Data extracted from a collection:
—————
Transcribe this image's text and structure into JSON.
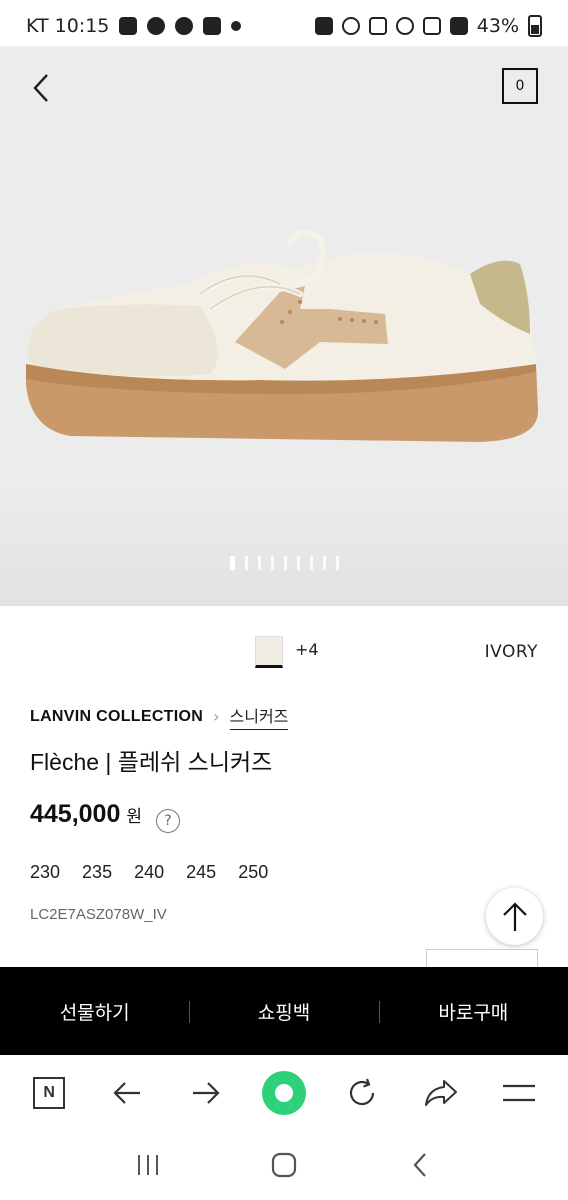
{
  "status_bar": {
    "carrier_time": "KT 10:15",
    "battery": "43%"
  },
  "header": {
    "cart_count": "0"
  },
  "gallery": {
    "image_count": 9,
    "active_index": 0
  },
  "product": {
    "color_more": "+4",
    "color_name": "IVORY",
    "brand": "LANVIN COLLECTION",
    "category": "스니커즈",
    "name": "Flèche | 플레쉬 스니커즈",
    "price": "445,000",
    "currency": "원",
    "sizes": [
      "230",
      "235",
      "240",
      "245",
      "250"
    ],
    "sku": "LC2E7ASZ078W_IV"
  },
  "actions": {
    "gift": "선물하기",
    "bag": "쇼핑백",
    "buy_now": "바로구매"
  },
  "icons": {
    "back": "chevron-left-icon",
    "cart": "cart-icon",
    "help": "question-icon",
    "top": "arrow-up-icon",
    "browser_home": "naver-n-icon",
    "browser_back": "arrow-left-icon",
    "browser_forward": "arrow-right-icon",
    "browser_green": "green-dot-icon",
    "browser_reload": "reload-icon",
    "browser_share": "share-icon",
    "browser_menu": "menu-icon"
  },
  "colors": {
    "action_bar": "#000000",
    "swatch_ivory": "#f1ede4",
    "browser_green": "#2fd07a"
  }
}
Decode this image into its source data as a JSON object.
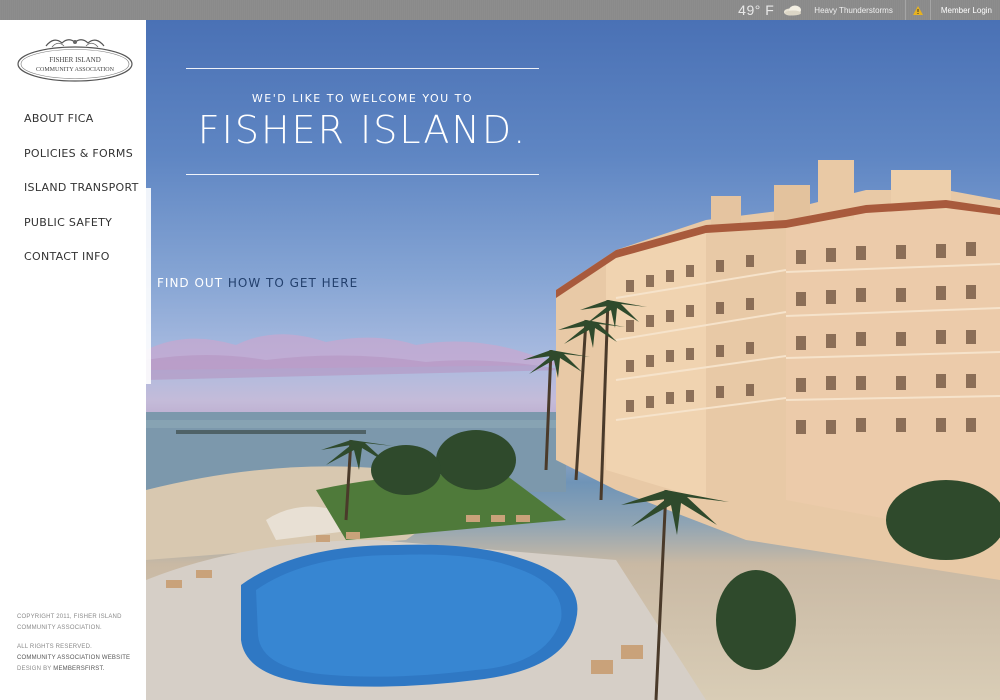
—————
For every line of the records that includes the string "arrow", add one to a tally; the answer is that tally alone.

3